More than half of all meals eaten out in Britain are – for the first time – from fast food restaurants, alarming figures reveal.
Burgers, fried chicken, pizzas, kebabs and take-out curry account for 50.4 per cent of meals bought outside the home.
This is up from 47.3 per cent in 2008 and comes to some 5.54billion fast food meals a year.
The fast food boom may worry health experts who will see it as likely to fuel the national obesity epidemic across all age groups.
The growth comes from all sections of society, including families, pupils skipping school meals and workers who do not have access to a workplace canteen. Low prices, with burgers available for as little as 99p each, are a particular appeal in the current economic climate.
At the same time, fast food chains such as McDonald’s and smaller rivals including GBK and Byron Burger have made a major effort to appeal to middle-class families
A shift by McDonald’s to free-range eggs and organic milk, together with fruit and vegetables for children’s Happy Meals, means it beats many government departments in terms of ethical sourcing. The chain is currently running a promotion with the former children’s laureate Michael Morpurgo to give away nine million books to children to encourage reading.
Smaller fast food rivals have been promoting their use of organic meat and highlighting their efforts to use the finest ingredients.
Low prices and the discount voucher craze have particularly benefited chains who can offer special meal deals. In London, for example, more than one in four fast food purchases – 27 per cent – is based on a deal or promotion.
NPD has identified a large fall in the number of meals eaten at lunchtime in restaurants provided by schools and universities and at work. The share of all meals eaten in the workplace or at an educational establishment was 19.5 per cent in 2008, but is now 16.9 per cent.

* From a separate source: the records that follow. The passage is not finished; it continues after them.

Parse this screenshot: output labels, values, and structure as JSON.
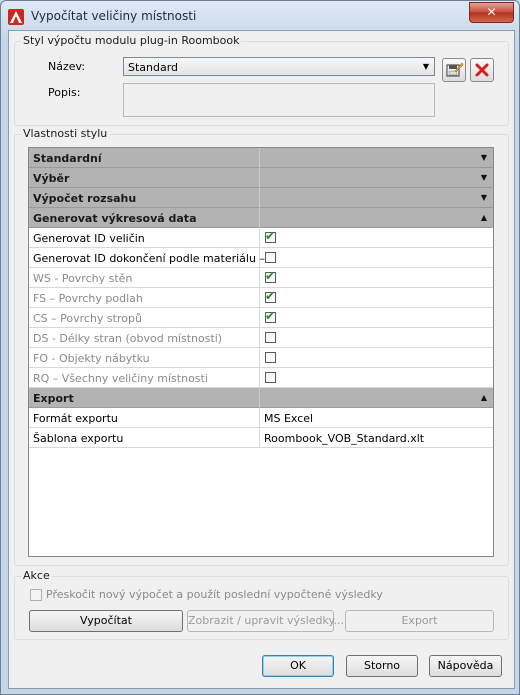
{
  "window": {
    "title": "Vypočítat veličiny místnosti",
    "close_glyph": "✕"
  },
  "style_group": {
    "label": "Styl výpočtu modulu plug-in Roombook",
    "name_label": "Název:",
    "name_value": "Standard",
    "desc_label": "Popis:",
    "desc_value": ""
  },
  "properties_group": {
    "label": "Vlastnosti stylu",
    "rows": [
      {
        "type": "category",
        "name": "Standardní",
        "expanded": false
      },
      {
        "type": "category",
        "name": "Výběr",
        "expanded": false
      },
      {
        "type": "category",
        "name": "Výpočet rozsahu",
        "expanded": false
      },
      {
        "type": "category",
        "name": "Generovat výkresová data",
        "expanded": true
      },
      {
        "type": "check",
        "name": "Generovat ID veličin",
        "checked": true,
        "disabled": false
      },
      {
        "type": "check",
        "name": "Generovat ID dokončení podle materiálu –",
        "checked": false,
        "disabled": false
      },
      {
        "type": "check",
        "name": "WS - Povrchy stěn",
        "checked": true,
        "disabled": true
      },
      {
        "type": "check",
        "name": "FS – Povrchy podlah",
        "checked": true,
        "disabled": true
      },
      {
        "type": "check",
        "name": "CS – Povrchy stropů",
        "checked": true,
        "disabled": true
      },
      {
        "type": "check",
        "name": "DS - Délky stran (obvod místnosti)",
        "checked": false,
        "disabled": true
      },
      {
        "type": "check",
        "name": "FO - Objekty nábytku",
        "checked": false,
        "disabled": true
      },
      {
        "type": "check",
        "name": "RQ – Všechny veličiny místnosti",
        "checked": false,
        "disabled": true
      },
      {
        "type": "category",
        "name": "Export",
        "expanded": true
      },
      {
        "type": "text",
        "name": "Formát exportu",
        "value": "MS Excel"
      },
      {
        "type": "text",
        "name": "Šablona exportu",
        "value": "Roombook_VOB_Standard.xlt"
      }
    ]
  },
  "actions_group": {
    "label": "Akce",
    "skip_label": "Přeskočit nový výpočet a použít poslední vypočtené výsledky",
    "calc_button": "Vypočítat",
    "show_button": "Zobrazit / upravit výsledky...",
    "export_button": "Export"
  },
  "footer": {
    "ok": "OK",
    "cancel": "Storno",
    "help": "Nápověda"
  }
}
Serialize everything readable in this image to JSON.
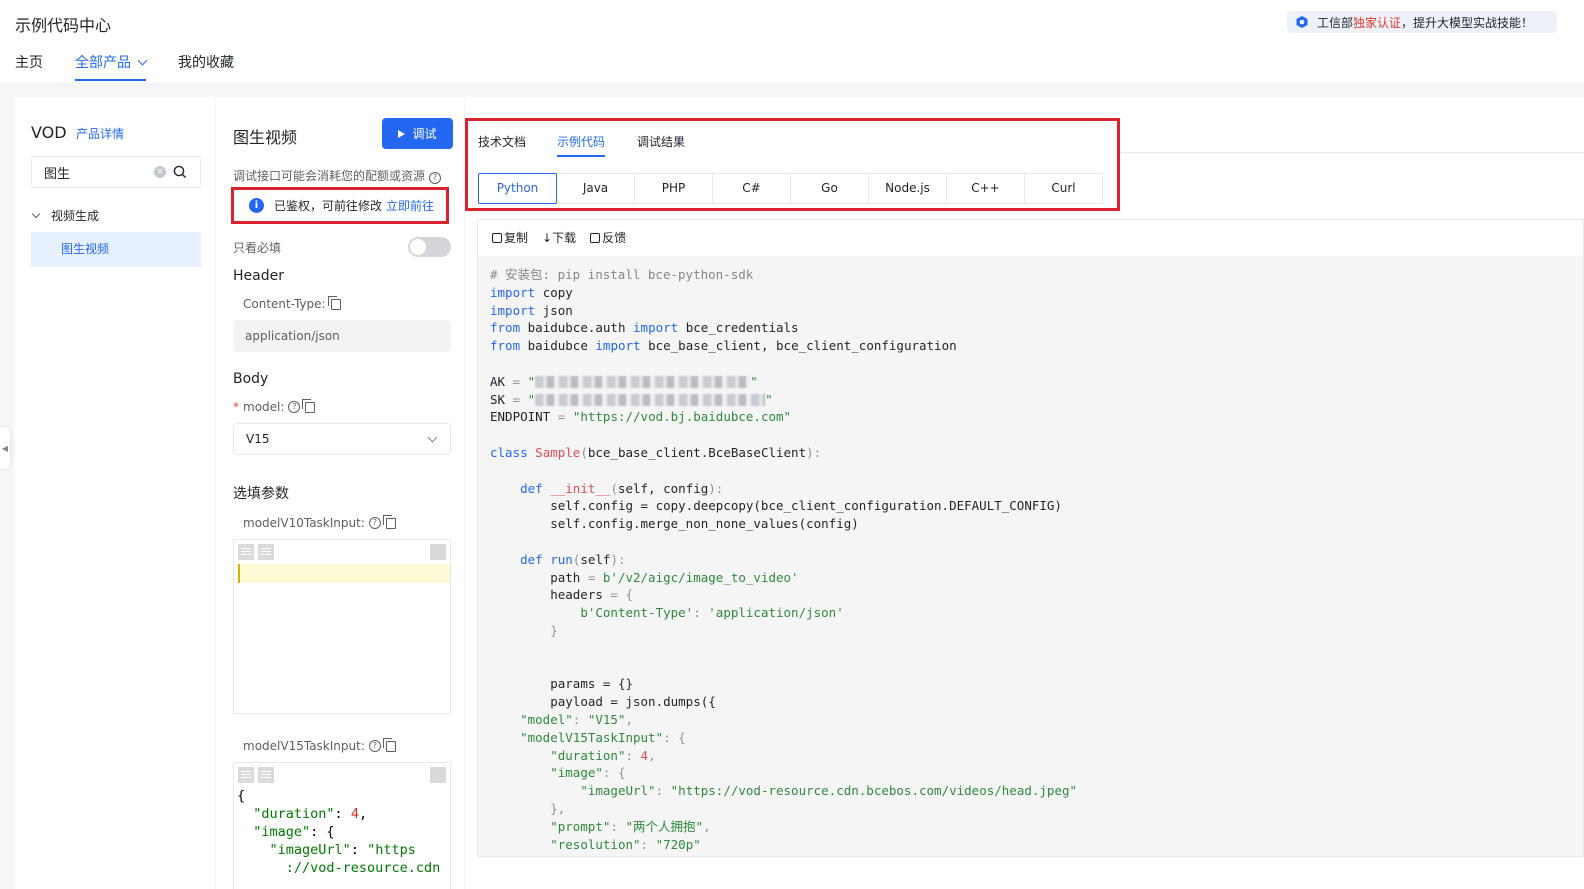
{
  "app": {
    "title": "示例代码中心",
    "notice_prefix": "工信部",
    "notice_highlight": "独家认证",
    "notice_suffix": "，提升大模型实战技能！"
  },
  "nav": {
    "tabs": [
      {
        "label": "主页"
      },
      {
        "label": "全部产品"
      },
      {
        "label": "我的收藏"
      }
    ],
    "active_index": 1
  },
  "sidebar": {
    "product": "VOD",
    "product_link": "产品详情",
    "search_value": "图生",
    "group_label": "视频生成",
    "item_label": "图生视频"
  },
  "api_panel": {
    "title": "图生视频",
    "debug_button": "调试",
    "cost_tip": "调试接口可能会消耗您的配额或资源",
    "auth_text": "已鉴权，可前往修改",
    "auth_link": "立即前往",
    "required_only": "只看必填",
    "header_title": "Header",
    "content_type_label": "Content-Type:",
    "content_type_value": "application/json",
    "body_title": "Body",
    "model_label": "model:",
    "model_value": "V15",
    "optional_title": "选填参数",
    "v10_label": "modelV10TaskInput:",
    "v15_label": "modelV15TaskInput:",
    "v15_json": {
      "l1": "{",
      "l2_key": "\"duration\"",
      "l2_val": "4",
      "l3_key": "\"image\"",
      "l4_key": "\"imageUrl\"",
      "l4_val": "\"https",
      "l5_val": "://vod-resource.cdn"
    }
  },
  "code_panel": {
    "tabs": [
      {
        "label": "技术文档"
      },
      {
        "label": "示例代码"
      },
      {
        "label": "调试结果"
      }
    ],
    "active_tab": 1,
    "languages": [
      "Python",
      "Java",
      "PHP",
      "C#",
      "Go",
      "Node.js",
      "C++",
      "Curl"
    ],
    "active_language": 0,
    "tools": [
      {
        "label": "复制",
        "icon": "copy-icon"
      },
      {
        "label": "下载",
        "icon": "download-icon"
      },
      {
        "label": "反馈",
        "icon": "feedback-icon"
      }
    ]
  },
  "code": {
    "comment": "# 安装包: pip install bce-python-sdk",
    "import1_mod": "copy",
    "import2_mod": "json",
    "from1_mod": "baidubce.auth",
    "from1_name": "bce_credentials",
    "from2_mod": "baidubce",
    "from2_names": "bce_base_client, bce_client_configuration",
    "ak_label": "AK",
    "sk_label": "SK",
    "endpoint_label": "ENDPOINT",
    "endpoint_value": "\"https://vod.bj.baidubce.com\"",
    "class_name": "Sample",
    "class_base": "bce_base_client.BceBaseClient",
    "init_sig": "self, config",
    "init_line1": "self.config = copy.deepcopy(bce_client_configuration.DEFAULT_CONFIG)",
    "init_line2": "self.config.merge_non_none_values(config)",
    "run_sig": "self",
    "path_value": "b'/v2/aigc/image_to_video'",
    "ct_key": "b'Content-Type'",
    "ct_value": "'application/json'",
    "params_line": "params = {}",
    "payload_line": "payload = json.dumps({",
    "model_key": "\"model\"",
    "model_value": "\"V15\"",
    "v15_key": "\"modelV15TaskInput\"",
    "duration_key": "\"duration\"",
    "duration_value": "4",
    "image_key": "\"image\"",
    "image_url_key": "\"imageUrl\"",
    "image_url_value": "\"https://vod-resource.cdn.bcebos.com/videos/head.jpeg\"",
    "prompt_key": "\"prompt\"",
    "prompt_value": "\"两个人拥抱\"",
    "resolution_key": "\"resolution\"",
    "resolution_value": "\"720p\""
  },
  "colors": {
    "accent": "#2468f2",
    "highlight_border": "#d9232e",
    "notice_red": "#e13a31"
  }
}
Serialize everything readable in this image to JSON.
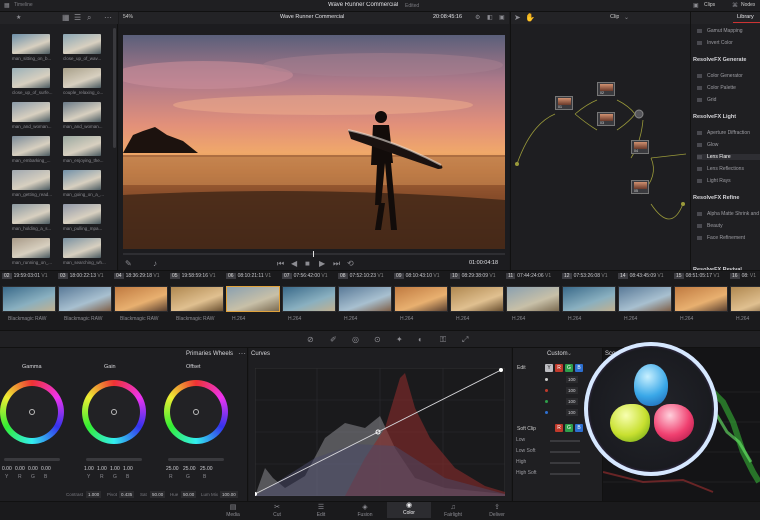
{
  "app": {
    "project_title": "Wave Runner Commercial",
    "edited_label": "Edited",
    "timeline_label": "Timeline",
    "clips_label": "Clips",
    "nodes_label": "Nodes",
    "library_tab": "Library",
    "zoom": "54%",
    "source_timecode": "20:08:45:16",
    "clip_mode": "Clip",
    "record_timecode": "01:00:04:18"
  },
  "media_pool": [
    {
      "label": "man_sitting_on_b..."
    },
    {
      "label": "close_up_of_wav..."
    },
    {
      "label": "close_up_of_surfe..."
    },
    {
      "label": "couple_relaxing_o..."
    },
    {
      "label": "man_and_woman..."
    },
    {
      "label": "man_and_woman..."
    },
    {
      "label": "man_embarking_..."
    },
    {
      "label": "man_enjoying_the..."
    },
    {
      "label": "man_getting_read..."
    },
    {
      "label": "man_going_on_a_..."
    },
    {
      "label": "man_holding_a_s..."
    },
    {
      "label": "man_pulling_mpa..."
    },
    {
      "label": "man_running_on_..."
    },
    {
      "label": "man_searching_wh..."
    }
  ],
  "timeline": {
    "clips": [
      {
        "num": "02",
        "tc": "19:59:03:01",
        "track": "V1",
        "format": "Blackmagic RAW"
      },
      {
        "num": "03",
        "tc": "18:00:22:13",
        "track": "V1",
        "format": "Blackmagic RAW"
      },
      {
        "num": "04",
        "tc": "18:36:29:18",
        "track": "V1",
        "format": "Blackmagic RAW"
      },
      {
        "num": "05",
        "tc": "19:58:59:16",
        "track": "V1",
        "format": "Blackmagic RAW"
      },
      {
        "num": "06",
        "tc": "08:10:21:11",
        "track": "V1",
        "format": "H.264"
      },
      {
        "num": "07",
        "tc": "07:56:42:00",
        "track": "V1",
        "format": "H.264"
      },
      {
        "num": "08",
        "tc": "07:52:10:23",
        "track": "V1",
        "format": "H.264"
      },
      {
        "num": "09",
        "tc": "08:10:43:10",
        "track": "V1",
        "format": "H.264"
      },
      {
        "num": "10",
        "tc": "08:29:38:09",
        "track": "V1",
        "format": "H.264"
      },
      {
        "num": "11",
        "tc": "07:44:24:06",
        "track": "V1",
        "format": "H.264"
      },
      {
        "num": "12",
        "tc": "07:53:26:08",
        "track": "V1",
        "format": "H.264"
      },
      {
        "num": "14",
        "tc": "08:43:45:09",
        "track": "V1",
        "format": "H.264"
      },
      {
        "num": "15",
        "tc": "08:51:05:17",
        "track": "V1",
        "format": "H.264"
      },
      {
        "num": "16",
        "tc": "08:",
        "track": "V1",
        "format": "H.264"
      }
    ]
  },
  "primaries": {
    "title": "Primaries Wheels",
    "wheels": [
      {
        "name": "Gamma",
        "values": [
          "0.00",
          "0.00",
          "0.00",
          "0.00"
        ],
        "keys": [
          "Y",
          "R",
          "G",
          "B"
        ]
      },
      {
        "name": "Gain",
        "values": [
          "1.00",
          "1.00",
          "1.00",
          "1.00"
        ],
        "keys": [
          "Y",
          "R",
          "G",
          "B"
        ]
      },
      {
        "name": "Offset",
        "values": [
          "25.00",
          "25.00",
          "25.00"
        ],
        "keys": [
          "R",
          "G",
          "B"
        ]
      }
    ],
    "footer": {
      "contrast_label": "Contrast",
      "contrast": "1.000",
      "pivot_label": "Pivot",
      "pivot": "0.435",
      "sat_label": "Sat",
      "sat": "50.00",
      "hue_label": "Hue",
      "hue": "50.00",
      "lum_label": "Lum Mix",
      "lum": "100.00"
    }
  },
  "curves": {
    "title": "Curves",
    "mode": "Custom",
    "edit_label": "Edit",
    "edit_values": [
      "100",
      "100",
      "100",
      "100"
    ],
    "soft_clip_label": "Soft Clip",
    "soft_clip_rows": [
      "Low",
      "Low Soft",
      "High",
      "High Soft"
    ]
  },
  "scopes": {
    "title": "Scop"
  },
  "nodes": [
    {
      "label": "01"
    },
    {
      "label": "02"
    },
    {
      "label": "03"
    },
    {
      "label": "04"
    },
    {
      "label": "05"
    }
  ],
  "library": {
    "sections": [
      {
        "items": [
          "Gamut Mapping",
          "Invert Color"
        ]
      },
      {
        "title": "ResolveFX Generate",
        "items": [
          "Color Generator",
          "Color Palette",
          "Grid"
        ]
      },
      {
        "title": "ResolveFX Light",
        "items": [
          "Aperture Diffraction",
          "Glow",
          "Lens Flare",
          "Lens Reflections",
          "Light Rays"
        ]
      },
      {
        "title": "ResolveFX Refine",
        "items": [
          "Alpha Matte Shrink and Grow",
          "Beauty",
          "Face Refinement"
        ]
      }
    ],
    "cut_off_heading": "ResolveFX Revival"
  },
  "pages": [
    "Media",
    "Cut",
    "Edit",
    "Fusion",
    "Color",
    "Fairlight",
    "Deliver"
  ],
  "active_page": "Color",
  "colors": {
    "accent": "#e0a23c",
    "red_chip": "#c0392b",
    "green_chip": "#2e9e4a",
    "blue_chip": "#2d6fd0"
  }
}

“what ever has happened to good pub food or even staying in and cooking” says Greengates Builders Merchants Accrington, Lancashire.